Gosling scored the starring role in Québécois director Denis Villeneuve’s highly anticipated Blade Runner sequel, Blade Runner 2049 (2017), and appears opposite Michael Fassbender and Natalie Portman in Terence Malick’s Song to Song (2017), the tale of a love triangle set in the music scene in Austin, Texas. Gosling will also play American astronaut Neil Armstrong in La La Land director Damien Chazelle’s biopic about Armstrong, First Man. In 2014, Gosling agreed to a deal with Warner Bros. to produce and possibly star in a biopic of musical director Busby Berkley, based on the 2010 biography Buzz: the Life and Art of Busby Berkeley.
In 2004, Gosling opened the Moroccan restaurant Tangine in Beverly Hills with two friends. He has had romantic relationships with his Murder by Numbers co-star Sandra Bullock, whom he dated from 2002 to 2003, and, perhaps most famously, with his Notebook co-star Rachel McAdams. Despite his onscreen chemistry with McAdams, Gosling later acknowledged that they “inspired the worst in each other” during filming. The two dated from 2005 to 2007, and briefly in 2008. Gosling was linked romantically to other actresses, including Blake Lively and Olivia Wilde, before he began dating his Place Beyond the Pines co-star Eva Mendes in September 2011. The couple has two daughters, born in September 2014 and April 2016.
Philanthropy and Charity Work
Gosling has devoted himself to several causes, including the refugee crisis in Darfur, Sudan. He wore a “Darfur” T-shirt at the 2005 MTV Movie Awards to raise awareness and was the Hollywood representative at the 2008 Campus Progress National Conference. He travelled to Uganda and Congo to advocate against genocide, violence and crimes against humanity with the Enough Project. He has also worked with People for the Ethical Treatment of Animals (PETA) to advocate for the humane treatment of factory poultry and livestock.

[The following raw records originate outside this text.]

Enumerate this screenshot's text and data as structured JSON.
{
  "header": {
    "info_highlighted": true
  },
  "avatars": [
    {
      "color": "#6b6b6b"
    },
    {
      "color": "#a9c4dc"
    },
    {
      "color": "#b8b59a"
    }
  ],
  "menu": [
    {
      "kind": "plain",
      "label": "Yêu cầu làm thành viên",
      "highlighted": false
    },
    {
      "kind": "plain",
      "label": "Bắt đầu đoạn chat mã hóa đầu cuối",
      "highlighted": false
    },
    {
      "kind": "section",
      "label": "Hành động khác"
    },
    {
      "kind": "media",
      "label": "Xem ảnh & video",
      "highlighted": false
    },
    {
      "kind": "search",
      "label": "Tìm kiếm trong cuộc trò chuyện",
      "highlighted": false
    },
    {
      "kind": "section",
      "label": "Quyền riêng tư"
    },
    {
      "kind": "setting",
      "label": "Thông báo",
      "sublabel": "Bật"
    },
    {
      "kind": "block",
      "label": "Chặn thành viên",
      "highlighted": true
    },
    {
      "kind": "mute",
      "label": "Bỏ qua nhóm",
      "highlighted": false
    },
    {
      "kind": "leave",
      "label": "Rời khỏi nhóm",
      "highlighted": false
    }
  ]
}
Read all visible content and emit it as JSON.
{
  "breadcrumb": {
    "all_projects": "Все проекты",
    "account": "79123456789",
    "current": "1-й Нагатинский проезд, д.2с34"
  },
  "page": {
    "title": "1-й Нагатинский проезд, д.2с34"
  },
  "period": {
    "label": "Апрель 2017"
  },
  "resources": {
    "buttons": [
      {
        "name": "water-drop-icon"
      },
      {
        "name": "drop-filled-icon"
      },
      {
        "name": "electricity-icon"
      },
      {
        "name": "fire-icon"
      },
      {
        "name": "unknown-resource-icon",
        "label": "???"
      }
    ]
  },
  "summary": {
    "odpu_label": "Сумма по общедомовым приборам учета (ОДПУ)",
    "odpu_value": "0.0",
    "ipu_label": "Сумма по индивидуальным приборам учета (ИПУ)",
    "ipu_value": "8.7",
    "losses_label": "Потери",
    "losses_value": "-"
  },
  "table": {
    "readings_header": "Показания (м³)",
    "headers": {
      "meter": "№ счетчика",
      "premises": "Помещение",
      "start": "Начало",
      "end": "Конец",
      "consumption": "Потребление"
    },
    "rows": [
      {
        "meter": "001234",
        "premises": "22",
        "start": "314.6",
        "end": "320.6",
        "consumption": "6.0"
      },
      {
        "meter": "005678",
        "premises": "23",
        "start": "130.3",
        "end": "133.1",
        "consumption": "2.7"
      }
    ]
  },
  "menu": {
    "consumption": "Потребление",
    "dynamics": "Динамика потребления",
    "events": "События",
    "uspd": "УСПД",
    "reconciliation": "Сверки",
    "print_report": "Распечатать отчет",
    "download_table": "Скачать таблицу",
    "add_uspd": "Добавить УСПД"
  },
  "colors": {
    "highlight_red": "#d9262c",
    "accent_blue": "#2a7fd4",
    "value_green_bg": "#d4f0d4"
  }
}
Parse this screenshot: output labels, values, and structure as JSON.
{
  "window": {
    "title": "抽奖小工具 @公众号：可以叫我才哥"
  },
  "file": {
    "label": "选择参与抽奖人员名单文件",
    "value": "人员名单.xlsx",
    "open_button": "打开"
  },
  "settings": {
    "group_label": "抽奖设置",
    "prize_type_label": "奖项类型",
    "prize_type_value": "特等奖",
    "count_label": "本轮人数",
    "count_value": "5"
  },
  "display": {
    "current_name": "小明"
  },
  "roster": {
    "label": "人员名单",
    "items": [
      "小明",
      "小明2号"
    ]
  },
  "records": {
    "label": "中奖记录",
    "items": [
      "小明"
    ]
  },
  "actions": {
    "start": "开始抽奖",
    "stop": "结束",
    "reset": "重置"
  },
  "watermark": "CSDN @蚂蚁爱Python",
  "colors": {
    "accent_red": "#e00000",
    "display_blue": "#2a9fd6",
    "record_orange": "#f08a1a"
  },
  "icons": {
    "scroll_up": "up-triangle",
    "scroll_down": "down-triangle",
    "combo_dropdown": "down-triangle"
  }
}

Male Star of Tomorrow Award, ShoWest Convention (2003)
Choice Movie Actor, Drama (The Notebook), Teen Choice Awards (2005)
Choice Movie Breakout, Male (The Notebook), Teen Choice Awards (2005)
Choice Movie Chemistry (The Notebook), Teen Choice Awards (2005)
Choice Movie Liplock (The Notebook), Teen Choice Awards (2005)
Choice Movie Love Scene (The Notebook), Teen Choice Awards (2005)
Best Kiss (The Notebook), MTV Movie Awards (2005)
Breakthrough Performance – Male (Half Nelson), National Board of Review Awards (2006)
Best Actor (Half Nelson), Golden Space Needle Awards (2006)
Best Actor (Half Nelson), Stockholm International Film Festival (2006)
Comedy or Musical: Actor (Lars and the Real Girl), Satellite Awards (2007)
Best Male Lead (Half Nelson), Independent Spirit Awards (2007)
Best Actor (Half Nelson), Las Palmas Film Festival (2007)
Cinema Vanguard Award, Santa Barbara International Film Festival (2008)
Actor in a Motion Picture (Drive), Satellite Awards (2011)
Best Actor (Blue Valentine), Chlotrudis Awards (2011)
New Hollywood Award, Deauville American Film Festival (2011)
International Actor (Drive), Irish Film and Television Awards (2012)
Ensemble Performance Award (The Big Short), Palm Springs International Film Festival (2015)
Vanguard Award (La La Land), Palm Springs International Film Festival (2016)
Best Original Song (“City of Stars” – La La Land), Hollywood Music in Media Awards (2016)
Best Comedic Performance (The Nice Guys), San Diego Film Critics Society Awards (2016)
Best Performance by an Actor in a Motion Picture – Musical or Comedy (La La Land), Golden Globe Awards (2017)
Outstanding Performer of the Year Award (La La Land), Santa Barbara International Film Festival (2017)